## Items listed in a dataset
===
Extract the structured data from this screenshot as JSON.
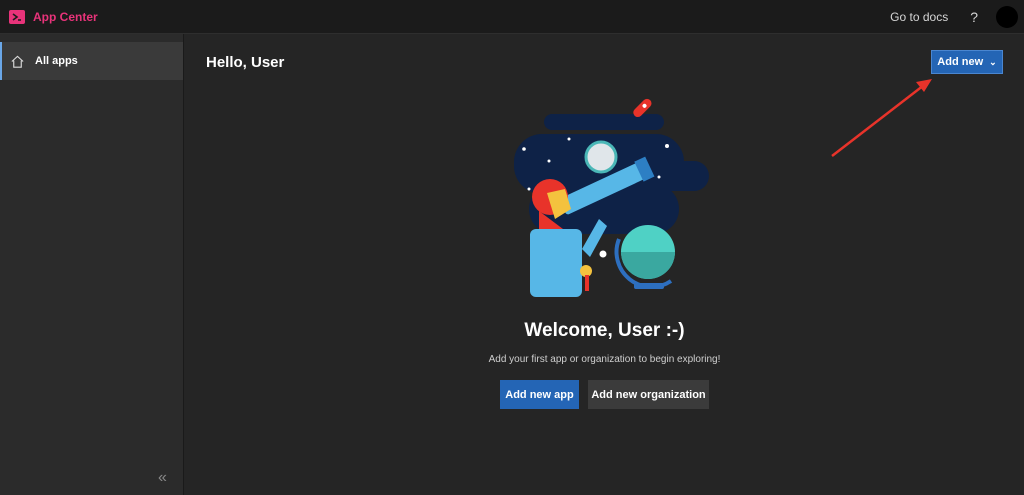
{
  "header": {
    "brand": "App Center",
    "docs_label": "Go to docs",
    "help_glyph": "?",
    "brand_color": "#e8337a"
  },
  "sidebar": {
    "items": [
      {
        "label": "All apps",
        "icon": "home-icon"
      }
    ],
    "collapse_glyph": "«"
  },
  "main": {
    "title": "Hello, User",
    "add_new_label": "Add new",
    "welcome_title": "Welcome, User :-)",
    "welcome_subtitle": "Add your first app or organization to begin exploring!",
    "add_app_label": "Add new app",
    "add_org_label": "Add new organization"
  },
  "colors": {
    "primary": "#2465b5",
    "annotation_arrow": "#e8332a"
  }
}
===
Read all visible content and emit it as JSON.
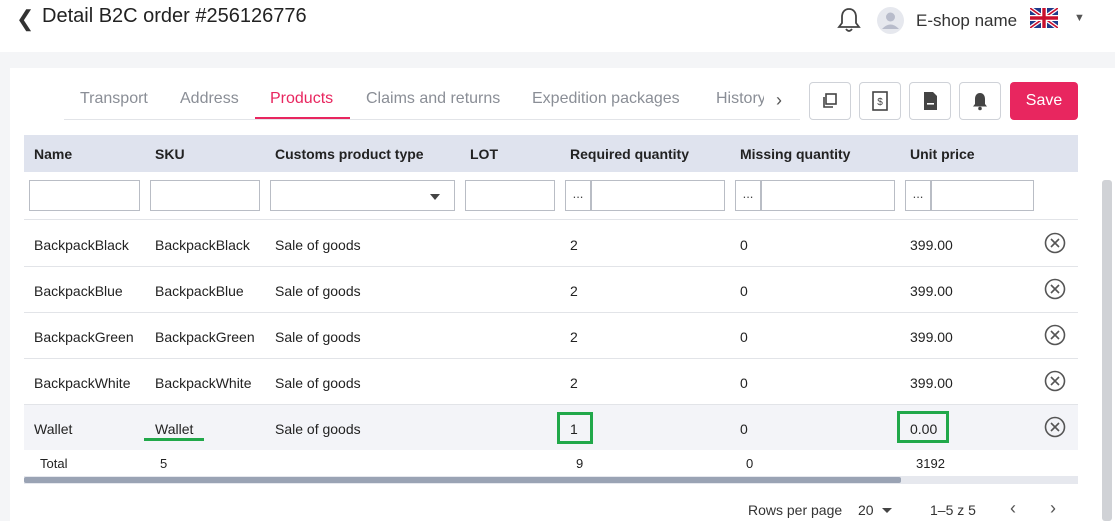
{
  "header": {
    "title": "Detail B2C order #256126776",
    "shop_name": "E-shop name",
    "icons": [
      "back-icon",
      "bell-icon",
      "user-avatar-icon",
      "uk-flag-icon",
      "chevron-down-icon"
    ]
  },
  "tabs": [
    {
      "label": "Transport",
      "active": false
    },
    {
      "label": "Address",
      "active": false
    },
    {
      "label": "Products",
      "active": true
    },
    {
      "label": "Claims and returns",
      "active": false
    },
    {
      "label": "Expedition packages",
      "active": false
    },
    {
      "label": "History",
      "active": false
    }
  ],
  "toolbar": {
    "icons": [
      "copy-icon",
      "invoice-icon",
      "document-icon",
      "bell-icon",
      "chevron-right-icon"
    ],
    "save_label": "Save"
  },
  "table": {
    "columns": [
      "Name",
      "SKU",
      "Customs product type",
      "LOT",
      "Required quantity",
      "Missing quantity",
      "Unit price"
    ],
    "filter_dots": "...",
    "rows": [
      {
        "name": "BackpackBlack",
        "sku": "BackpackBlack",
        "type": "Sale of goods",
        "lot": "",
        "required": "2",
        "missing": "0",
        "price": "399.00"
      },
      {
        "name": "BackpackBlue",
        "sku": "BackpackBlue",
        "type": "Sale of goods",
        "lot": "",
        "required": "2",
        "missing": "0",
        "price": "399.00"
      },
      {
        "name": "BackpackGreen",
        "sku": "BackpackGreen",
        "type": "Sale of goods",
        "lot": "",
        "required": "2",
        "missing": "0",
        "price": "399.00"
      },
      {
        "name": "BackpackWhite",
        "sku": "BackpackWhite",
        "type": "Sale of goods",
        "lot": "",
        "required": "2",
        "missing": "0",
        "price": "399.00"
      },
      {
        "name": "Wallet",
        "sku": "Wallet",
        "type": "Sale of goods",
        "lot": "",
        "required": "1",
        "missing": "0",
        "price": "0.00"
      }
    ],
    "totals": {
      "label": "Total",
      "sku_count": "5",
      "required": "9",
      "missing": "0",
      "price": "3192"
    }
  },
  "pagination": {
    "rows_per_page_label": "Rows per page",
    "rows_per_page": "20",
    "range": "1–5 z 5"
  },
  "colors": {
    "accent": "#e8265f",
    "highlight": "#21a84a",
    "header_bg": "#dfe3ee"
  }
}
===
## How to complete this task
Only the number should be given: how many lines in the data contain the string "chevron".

## Exercise result
2